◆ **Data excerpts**

======

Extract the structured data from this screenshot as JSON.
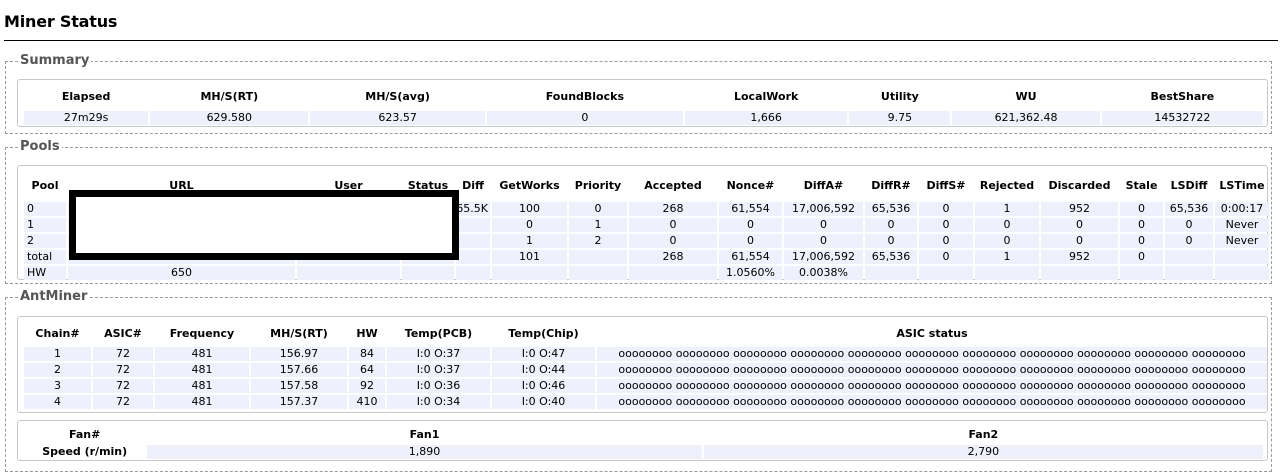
{
  "page_title": "Miner Status",
  "summary": {
    "legend": "Summary",
    "headers": [
      "Elapsed",
      "MH/S(RT)",
      "MH/S(avg)",
      "FoundBlocks",
      "LocalWork",
      "Utility",
      "WU",
      "BestShare"
    ],
    "row": [
      "27m29s",
      "629.580",
      "623.57",
      "0",
      "1,666",
      "9.75",
      "621,362.48",
      "14532722"
    ]
  },
  "pools": {
    "legend": "Pools",
    "headers": [
      "Pool",
      "URL",
      "User",
      "Status",
      "Diff",
      "GetWorks",
      "Priority",
      "Accepted",
      "Nonce#",
      "DiffA#",
      "DiffR#",
      "DiffS#",
      "Rejected",
      "Discarded",
      "Stale",
      "LSDiff",
      "LSTime"
    ],
    "rows": [
      [
        "0",
        "",
        "",
        "",
        "65.5K",
        "100",
        "0",
        "268",
        "61,554",
        "17,006,592",
        "65,536",
        "0",
        "1",
        "952",
        "0",
        "65,536",
        "0:00:17"
      ],
      [
        "1",
        "",
        "",
        "",
        "",
        "0",
        "1",
        "0",
        "0",
        "0",
        "0",
        "0",
        "0",
        "0",
        "0",
        "0",
        "Never"
      ],
      [
        "2",
        "",
        "",
        "",
        "",
        "1",
        "2",
        "0",
        "0",
        "0",
        "0",
        "0",
        "0",
        "0",
        "0",
        "0",
        "Never"
      ],
      [
        "total",
        "",
        "",
        "",
        "",
        "101",
        "",
        "268",
        "61,554",
        "17,006,592",
        "65,536",
        "0",
        "1",
        "952",
        "0",
        "",
        ""
      ],
      [
        "HW",
        "650",
        "",
        "",
        "",
        "",
        "",
        "",
        "1.0560%",
        "0.0038%",
        "",
        "",
        "",
        "",
        "",
        "",
        ""
      ]
    ]
  },
  "antminer": {
    "legend": "AntMiner",
    "headers": [
      "Chain#",
      "ASIC#",
      "Frequency",
      "MH/S(RT)",
      "HW",
      "Temp(PCB)",
      "Temp(Chip)",
      "ASIC status"
    ],
    "rows": [
      [
        "1",
        "72",
        "481",
        "156.97",
        "84",
        "I:0 O:37",
        "I:0 O:47",
        "oooooooo oooooooo oooooooo oooooooo oooooooo oooooooo oooooooo oooooooo oooooooo oooooooo oooooooo"
      ],
      [
        "2",
        "72",
        "481",
        "157.66",
        "64",
        "I:0 O:37",
        "I:0 O:44",
        "oooooooo oooooooo oooooooo oooooooo oooooooo oooooooo oooooooo oooooooo oooooooo oooooooo oooooooo"
      ],
      [
        "3",
        "72",
        "481",
        "157.58",
        "92",
        "I:0 O:36",
        "I:0 O:46",
        "oooooooo oooooooo oooooooo oooooooo oooooooo oooooooo oooooooo oooooooo oooooooo oooooooo oooooooo"
      ],
      [
        "4",
        "72",
        "481",
        "157.37",
        "410",
        "I:0 O:34",
        "I:0 O:40",
        "oooooooo oooooooo oooooooo oooooooo oooooooo oooooooo oooooooo oooooooo oooooooo oooooooo oooooooo"
      ]
    ],
    "fan_headers": [
      "Fan#",
      "Fan1",
      "Fan2"
    ],
    "fan_row": [
      "Speed (r/min)",
      "1,890",
      "2,790"
    ]
  }
}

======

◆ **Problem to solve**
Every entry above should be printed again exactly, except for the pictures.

◆ **Problem solution**
Extract the structured data from this screenshot as JSON.
{
  "page_title": "Miner Status",
  "summary": {
    "legend": "Summary",
    "headers": [
      "Elapsed",
      "MH/S(RT)",
      "MH/S(avg)",
      "FoundBlocks",
      "LocalWork",
      "Utility",
      "WU",
      "BestShare"
    ],
    "row": [
      "27m29s",
      "629.580",
      "623.57",
      "0",
      "1,666",
      "9.75",
      "621,362.48",
      "14532722"
    ]
  },
  "pools": {
    "legend": "Pools",
    "headers": [
      "Pool",
      "URL",
      "User",
      "Status",
      "Diff",
      "GetWorks",
      "Priority",
      "Accepted",
      "Nonce#",
      "DiffA#",
      "DiffR#",
      "DiffS#",
      "Rejected",
      "Discarded",
      "Stale",
      "LSDiff",
      "LSTime"
    ],
    "rows": [
      [
        "0",
        "",
        "",
        "",
        "65.5K",
        "100",
        "0",
        "268",
        "61,554",
        "17,006,592",
        "65,536",
        "0",
        "1",
        "952",
        "0",
        "65,536",
        "0:00:17"
      ],
      [
        "1",
        "",
        "",
        "",
        "",
        "0",
        "1",
        "0",
        "0",
        "0",
        "0",
        "0",
        "0",
        "0",
        "0",
        "0",
        "Never"
      ],
      [
        "2",
        "",
        "",
        "",
        "",
        "1",
        "2",
        "0",
        "0",
        "0",
        "0",
        "0",
        "0",
        "0",
        "0",
        "0",
        "Never"
      ],
      [
        "total",
        "",
        "",
        "",
        "",
        "101",
        "",
        "268",
        "61,554",
        "17,006,592",
        "65,536",
        "0",
        "1",
        "952",
        "0",
        "",
        ""
      ],
      [
        "HW",
        "650",
        "",
        "",
        "",
        "",
        "",
        "",
        "1.0560%",
        "0.0038%",
        "",
        "",
        "",
        "",
        "",
        "",
        ""
      ]
    ]
  },
  "antminer": {
    "legend": "AntMiner",
    "headers": [
      "Chain#",
      "ASIC#",
      "Frequency",
      "MH/S(RT)",
      "HW",
      "Temp(PCB)",
      "Temp(Chip)",
      "ASIC status"
    ],
    "rows": [
      [
        "1",
        "72",
        "481",
        "156.97",
        "84",
        "I:0 O:37",
        "I:0 O:47",
        "oooooooo oooooooo oooooooo oooooooo oooooooo oooooooo oooooooo oooooooo oooooooo oooooooo oooooooo"
      ],
      [
        "2",
        "72",
        "481",
        "157.66",
        "64",
        "I:0 O:37",
        "I:0 O:44",
        "oooooooo oooooooo oooooooo oooooooo oooooooo oooooooo oooooooo oooooooo oooooooo oooooooo oooooooo"
      ],
      [
        "3",
        "72",
        "481",
        "157.58",
        "92",
        "I:0 O:36",
        "I:0 O:46",
        "oooooooo oooooooo oooooooo oooooooo oooooooo oooooooo oooooooo oooooooo oooooooo oooooooo oooooooo"
      ],
      [
        "4",
        "72",
        "481",
        "157.37",
        "410",
        "I:0 O:34",
        "I:0 O:40",
        "oooooooo oooooooo oooooooo oooooooo oooooooo oooooooo oooooooo oooooooo oooooooo oooooooo oooooooo"
      ]
    ],
    "fan_headers": [
      "Fan#",
      "Fan1",
      "Fan2"
    ],
    "fan_row": [
      "Speed (r/min)",
      "1,890",
      "2,790"
    ]
  }
}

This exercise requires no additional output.